Indicate, with the number alone, how many lines in the listing below hold the string "heading".
BEGIN
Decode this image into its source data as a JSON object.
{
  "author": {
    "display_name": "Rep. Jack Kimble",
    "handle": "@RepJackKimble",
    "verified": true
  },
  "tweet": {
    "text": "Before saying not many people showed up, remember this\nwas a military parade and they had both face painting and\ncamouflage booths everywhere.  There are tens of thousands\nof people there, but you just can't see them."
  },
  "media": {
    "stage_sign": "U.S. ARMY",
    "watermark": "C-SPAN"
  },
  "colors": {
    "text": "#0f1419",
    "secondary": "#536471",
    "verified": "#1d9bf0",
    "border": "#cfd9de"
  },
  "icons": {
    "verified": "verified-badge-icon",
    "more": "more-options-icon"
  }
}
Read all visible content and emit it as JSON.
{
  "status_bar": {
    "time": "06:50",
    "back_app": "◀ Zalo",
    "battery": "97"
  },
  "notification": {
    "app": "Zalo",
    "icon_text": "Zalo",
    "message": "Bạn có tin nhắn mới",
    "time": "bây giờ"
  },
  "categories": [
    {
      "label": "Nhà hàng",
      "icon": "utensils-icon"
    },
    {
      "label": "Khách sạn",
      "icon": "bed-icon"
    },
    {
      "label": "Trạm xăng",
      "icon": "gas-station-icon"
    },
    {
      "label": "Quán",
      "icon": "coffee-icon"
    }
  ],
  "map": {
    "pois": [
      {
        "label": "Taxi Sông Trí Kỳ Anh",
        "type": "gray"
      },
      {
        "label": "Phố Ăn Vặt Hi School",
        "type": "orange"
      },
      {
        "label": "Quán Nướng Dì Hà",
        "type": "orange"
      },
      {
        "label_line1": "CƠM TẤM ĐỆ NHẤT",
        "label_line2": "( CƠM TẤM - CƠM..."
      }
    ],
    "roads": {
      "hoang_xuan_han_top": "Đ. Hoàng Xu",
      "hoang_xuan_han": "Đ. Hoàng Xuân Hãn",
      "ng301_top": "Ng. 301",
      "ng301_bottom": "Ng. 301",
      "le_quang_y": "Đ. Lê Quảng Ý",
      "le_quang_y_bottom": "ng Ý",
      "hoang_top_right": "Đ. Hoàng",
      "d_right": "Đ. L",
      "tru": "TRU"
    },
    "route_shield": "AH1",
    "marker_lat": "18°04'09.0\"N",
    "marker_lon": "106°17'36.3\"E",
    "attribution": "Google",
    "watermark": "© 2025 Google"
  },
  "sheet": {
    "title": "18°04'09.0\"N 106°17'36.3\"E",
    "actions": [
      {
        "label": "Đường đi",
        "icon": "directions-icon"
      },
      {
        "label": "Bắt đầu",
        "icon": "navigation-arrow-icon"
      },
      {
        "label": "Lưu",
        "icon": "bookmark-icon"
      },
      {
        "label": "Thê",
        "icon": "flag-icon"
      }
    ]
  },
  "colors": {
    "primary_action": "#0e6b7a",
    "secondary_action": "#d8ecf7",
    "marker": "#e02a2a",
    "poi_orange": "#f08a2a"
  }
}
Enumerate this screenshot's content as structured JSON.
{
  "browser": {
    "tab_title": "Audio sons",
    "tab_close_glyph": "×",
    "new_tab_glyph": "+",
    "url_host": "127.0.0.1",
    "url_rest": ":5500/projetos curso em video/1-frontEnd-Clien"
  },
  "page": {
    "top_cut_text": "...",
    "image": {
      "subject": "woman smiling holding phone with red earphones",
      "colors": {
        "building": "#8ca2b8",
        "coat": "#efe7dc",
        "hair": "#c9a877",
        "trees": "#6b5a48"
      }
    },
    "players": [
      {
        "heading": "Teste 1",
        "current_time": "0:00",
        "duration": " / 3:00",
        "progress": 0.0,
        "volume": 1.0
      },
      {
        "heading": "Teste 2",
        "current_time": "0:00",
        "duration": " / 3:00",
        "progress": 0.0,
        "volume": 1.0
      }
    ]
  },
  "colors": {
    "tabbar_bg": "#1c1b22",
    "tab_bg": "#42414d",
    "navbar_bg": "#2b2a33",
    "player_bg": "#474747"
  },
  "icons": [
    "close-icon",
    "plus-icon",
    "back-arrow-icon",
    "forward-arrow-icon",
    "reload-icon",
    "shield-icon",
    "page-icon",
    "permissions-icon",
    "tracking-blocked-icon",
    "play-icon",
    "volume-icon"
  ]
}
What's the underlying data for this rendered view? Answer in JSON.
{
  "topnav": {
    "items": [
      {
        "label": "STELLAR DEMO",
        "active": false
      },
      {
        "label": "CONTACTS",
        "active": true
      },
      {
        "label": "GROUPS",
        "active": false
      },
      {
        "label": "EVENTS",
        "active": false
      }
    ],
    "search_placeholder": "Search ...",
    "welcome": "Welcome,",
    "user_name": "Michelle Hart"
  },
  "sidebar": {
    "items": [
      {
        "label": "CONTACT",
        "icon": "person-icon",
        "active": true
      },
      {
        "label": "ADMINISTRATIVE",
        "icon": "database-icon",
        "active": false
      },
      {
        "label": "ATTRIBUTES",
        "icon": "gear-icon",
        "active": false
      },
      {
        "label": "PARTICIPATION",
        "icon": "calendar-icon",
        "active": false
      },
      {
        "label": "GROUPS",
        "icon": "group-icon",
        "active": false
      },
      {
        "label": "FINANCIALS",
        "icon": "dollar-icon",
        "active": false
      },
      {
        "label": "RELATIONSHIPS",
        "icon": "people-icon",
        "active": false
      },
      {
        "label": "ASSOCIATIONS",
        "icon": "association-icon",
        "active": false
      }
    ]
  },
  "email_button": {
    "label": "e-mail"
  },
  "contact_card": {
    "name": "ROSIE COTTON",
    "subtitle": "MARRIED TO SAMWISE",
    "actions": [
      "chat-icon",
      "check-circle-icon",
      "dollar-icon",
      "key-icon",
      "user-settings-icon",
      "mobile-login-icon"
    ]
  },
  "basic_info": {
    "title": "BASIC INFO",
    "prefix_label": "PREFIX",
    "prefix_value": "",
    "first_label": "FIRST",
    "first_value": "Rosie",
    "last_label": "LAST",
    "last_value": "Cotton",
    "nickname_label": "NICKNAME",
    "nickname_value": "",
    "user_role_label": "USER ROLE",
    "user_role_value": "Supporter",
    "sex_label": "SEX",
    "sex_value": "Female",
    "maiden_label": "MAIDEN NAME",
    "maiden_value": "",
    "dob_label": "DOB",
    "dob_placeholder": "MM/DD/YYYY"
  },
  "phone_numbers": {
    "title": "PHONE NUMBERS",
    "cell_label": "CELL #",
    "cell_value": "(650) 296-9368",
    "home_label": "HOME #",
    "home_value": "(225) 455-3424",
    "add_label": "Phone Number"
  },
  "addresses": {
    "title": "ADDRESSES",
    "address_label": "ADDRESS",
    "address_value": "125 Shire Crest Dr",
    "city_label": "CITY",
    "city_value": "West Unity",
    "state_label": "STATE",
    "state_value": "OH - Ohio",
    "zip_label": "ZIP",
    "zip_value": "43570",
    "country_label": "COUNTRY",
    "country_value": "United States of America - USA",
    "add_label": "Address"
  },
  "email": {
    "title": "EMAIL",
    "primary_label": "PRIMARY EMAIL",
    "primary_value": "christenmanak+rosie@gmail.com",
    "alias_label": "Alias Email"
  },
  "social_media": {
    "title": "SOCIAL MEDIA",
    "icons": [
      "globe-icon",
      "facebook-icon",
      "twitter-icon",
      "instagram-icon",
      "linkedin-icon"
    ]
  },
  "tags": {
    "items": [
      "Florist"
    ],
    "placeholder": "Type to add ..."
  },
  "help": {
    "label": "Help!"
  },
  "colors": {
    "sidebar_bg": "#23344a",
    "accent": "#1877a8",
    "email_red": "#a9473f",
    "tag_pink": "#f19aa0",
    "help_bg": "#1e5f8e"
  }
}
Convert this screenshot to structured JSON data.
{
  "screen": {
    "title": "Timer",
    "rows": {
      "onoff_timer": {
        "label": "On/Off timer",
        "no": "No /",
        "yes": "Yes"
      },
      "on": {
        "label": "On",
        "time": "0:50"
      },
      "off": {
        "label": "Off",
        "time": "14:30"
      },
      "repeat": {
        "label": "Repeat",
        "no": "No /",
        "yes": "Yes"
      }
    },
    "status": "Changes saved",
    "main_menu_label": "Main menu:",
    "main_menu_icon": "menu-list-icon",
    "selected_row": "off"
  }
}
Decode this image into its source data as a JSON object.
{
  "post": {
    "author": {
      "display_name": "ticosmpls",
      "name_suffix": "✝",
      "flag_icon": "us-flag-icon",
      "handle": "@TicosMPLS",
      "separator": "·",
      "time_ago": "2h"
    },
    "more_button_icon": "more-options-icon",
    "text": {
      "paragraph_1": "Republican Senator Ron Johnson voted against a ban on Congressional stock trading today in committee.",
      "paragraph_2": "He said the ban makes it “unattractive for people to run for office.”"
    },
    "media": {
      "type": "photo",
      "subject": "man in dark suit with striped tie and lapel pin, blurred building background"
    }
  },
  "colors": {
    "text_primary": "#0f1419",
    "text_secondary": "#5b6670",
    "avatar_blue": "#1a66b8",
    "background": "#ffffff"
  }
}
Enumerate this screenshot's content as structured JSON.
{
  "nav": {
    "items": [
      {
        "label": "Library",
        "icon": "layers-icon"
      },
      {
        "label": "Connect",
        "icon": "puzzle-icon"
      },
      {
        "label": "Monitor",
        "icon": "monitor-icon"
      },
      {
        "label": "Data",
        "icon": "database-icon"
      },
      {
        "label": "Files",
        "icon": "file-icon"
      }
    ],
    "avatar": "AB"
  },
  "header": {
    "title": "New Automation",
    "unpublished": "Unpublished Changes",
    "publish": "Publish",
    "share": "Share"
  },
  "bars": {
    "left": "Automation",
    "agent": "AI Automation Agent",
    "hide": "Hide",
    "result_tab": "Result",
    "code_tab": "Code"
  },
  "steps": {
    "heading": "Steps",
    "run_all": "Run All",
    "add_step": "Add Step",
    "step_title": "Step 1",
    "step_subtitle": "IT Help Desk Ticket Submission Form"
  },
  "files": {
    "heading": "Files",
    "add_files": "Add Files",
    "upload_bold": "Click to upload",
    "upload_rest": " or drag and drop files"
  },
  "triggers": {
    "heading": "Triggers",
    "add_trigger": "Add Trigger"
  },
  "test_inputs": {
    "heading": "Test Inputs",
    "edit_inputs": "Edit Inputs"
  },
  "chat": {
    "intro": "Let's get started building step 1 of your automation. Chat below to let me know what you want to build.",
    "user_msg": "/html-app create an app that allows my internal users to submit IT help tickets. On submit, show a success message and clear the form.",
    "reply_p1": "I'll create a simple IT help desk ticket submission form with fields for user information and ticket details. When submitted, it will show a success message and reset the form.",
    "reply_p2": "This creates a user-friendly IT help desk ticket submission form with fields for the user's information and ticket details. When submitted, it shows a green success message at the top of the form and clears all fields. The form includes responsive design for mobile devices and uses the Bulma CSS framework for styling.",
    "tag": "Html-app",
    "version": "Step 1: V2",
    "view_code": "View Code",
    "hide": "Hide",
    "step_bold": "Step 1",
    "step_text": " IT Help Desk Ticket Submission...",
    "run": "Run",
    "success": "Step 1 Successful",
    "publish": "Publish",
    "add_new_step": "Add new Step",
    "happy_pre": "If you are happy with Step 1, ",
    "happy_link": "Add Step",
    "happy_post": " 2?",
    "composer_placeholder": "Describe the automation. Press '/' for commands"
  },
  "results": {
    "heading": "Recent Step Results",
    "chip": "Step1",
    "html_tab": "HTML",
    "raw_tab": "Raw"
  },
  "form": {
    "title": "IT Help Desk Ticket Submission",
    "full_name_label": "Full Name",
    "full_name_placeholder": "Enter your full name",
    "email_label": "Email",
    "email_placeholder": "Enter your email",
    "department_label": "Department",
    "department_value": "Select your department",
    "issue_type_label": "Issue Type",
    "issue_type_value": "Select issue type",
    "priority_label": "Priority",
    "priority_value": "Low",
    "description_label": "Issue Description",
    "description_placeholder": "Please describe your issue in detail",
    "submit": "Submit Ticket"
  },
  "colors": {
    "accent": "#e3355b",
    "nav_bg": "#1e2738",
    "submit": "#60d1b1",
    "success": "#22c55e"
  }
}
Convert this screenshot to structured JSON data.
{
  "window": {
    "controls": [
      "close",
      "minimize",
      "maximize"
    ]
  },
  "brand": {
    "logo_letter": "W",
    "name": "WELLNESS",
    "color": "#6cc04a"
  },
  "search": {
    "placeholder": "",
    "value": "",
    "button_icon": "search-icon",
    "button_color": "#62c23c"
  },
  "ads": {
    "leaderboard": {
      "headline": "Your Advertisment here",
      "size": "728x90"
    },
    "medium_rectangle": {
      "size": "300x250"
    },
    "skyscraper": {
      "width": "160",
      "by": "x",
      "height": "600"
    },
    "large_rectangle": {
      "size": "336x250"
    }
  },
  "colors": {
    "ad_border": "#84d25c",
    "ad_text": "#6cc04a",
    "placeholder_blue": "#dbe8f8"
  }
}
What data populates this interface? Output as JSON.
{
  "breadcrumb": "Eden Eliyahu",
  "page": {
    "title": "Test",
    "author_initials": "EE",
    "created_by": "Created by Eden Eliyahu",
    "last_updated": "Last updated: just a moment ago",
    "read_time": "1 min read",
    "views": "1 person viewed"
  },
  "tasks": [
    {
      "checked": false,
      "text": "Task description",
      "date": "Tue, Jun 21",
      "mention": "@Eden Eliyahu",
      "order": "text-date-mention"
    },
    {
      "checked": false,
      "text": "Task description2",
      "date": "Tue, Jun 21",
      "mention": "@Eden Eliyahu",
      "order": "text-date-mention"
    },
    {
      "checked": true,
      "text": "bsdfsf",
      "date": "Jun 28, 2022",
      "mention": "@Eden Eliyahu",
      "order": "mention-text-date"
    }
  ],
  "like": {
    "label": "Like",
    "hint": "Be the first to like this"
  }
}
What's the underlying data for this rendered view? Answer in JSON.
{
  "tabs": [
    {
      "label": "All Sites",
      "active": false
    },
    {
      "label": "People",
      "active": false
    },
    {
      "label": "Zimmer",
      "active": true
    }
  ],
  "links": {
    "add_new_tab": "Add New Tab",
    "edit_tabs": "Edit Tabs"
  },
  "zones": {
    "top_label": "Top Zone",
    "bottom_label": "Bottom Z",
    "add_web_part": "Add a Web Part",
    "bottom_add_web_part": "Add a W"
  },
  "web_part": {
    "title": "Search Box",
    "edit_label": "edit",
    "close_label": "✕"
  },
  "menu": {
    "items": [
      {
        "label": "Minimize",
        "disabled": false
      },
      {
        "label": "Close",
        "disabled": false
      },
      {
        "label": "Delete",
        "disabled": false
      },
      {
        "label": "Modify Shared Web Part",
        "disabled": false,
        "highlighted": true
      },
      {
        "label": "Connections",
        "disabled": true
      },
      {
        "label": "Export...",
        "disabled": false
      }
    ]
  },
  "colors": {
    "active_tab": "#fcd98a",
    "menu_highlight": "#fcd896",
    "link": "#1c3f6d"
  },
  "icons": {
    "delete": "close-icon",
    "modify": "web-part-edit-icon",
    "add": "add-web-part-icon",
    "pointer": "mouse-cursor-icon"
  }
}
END
**ANSWER FOR THIS EXERCISE**
7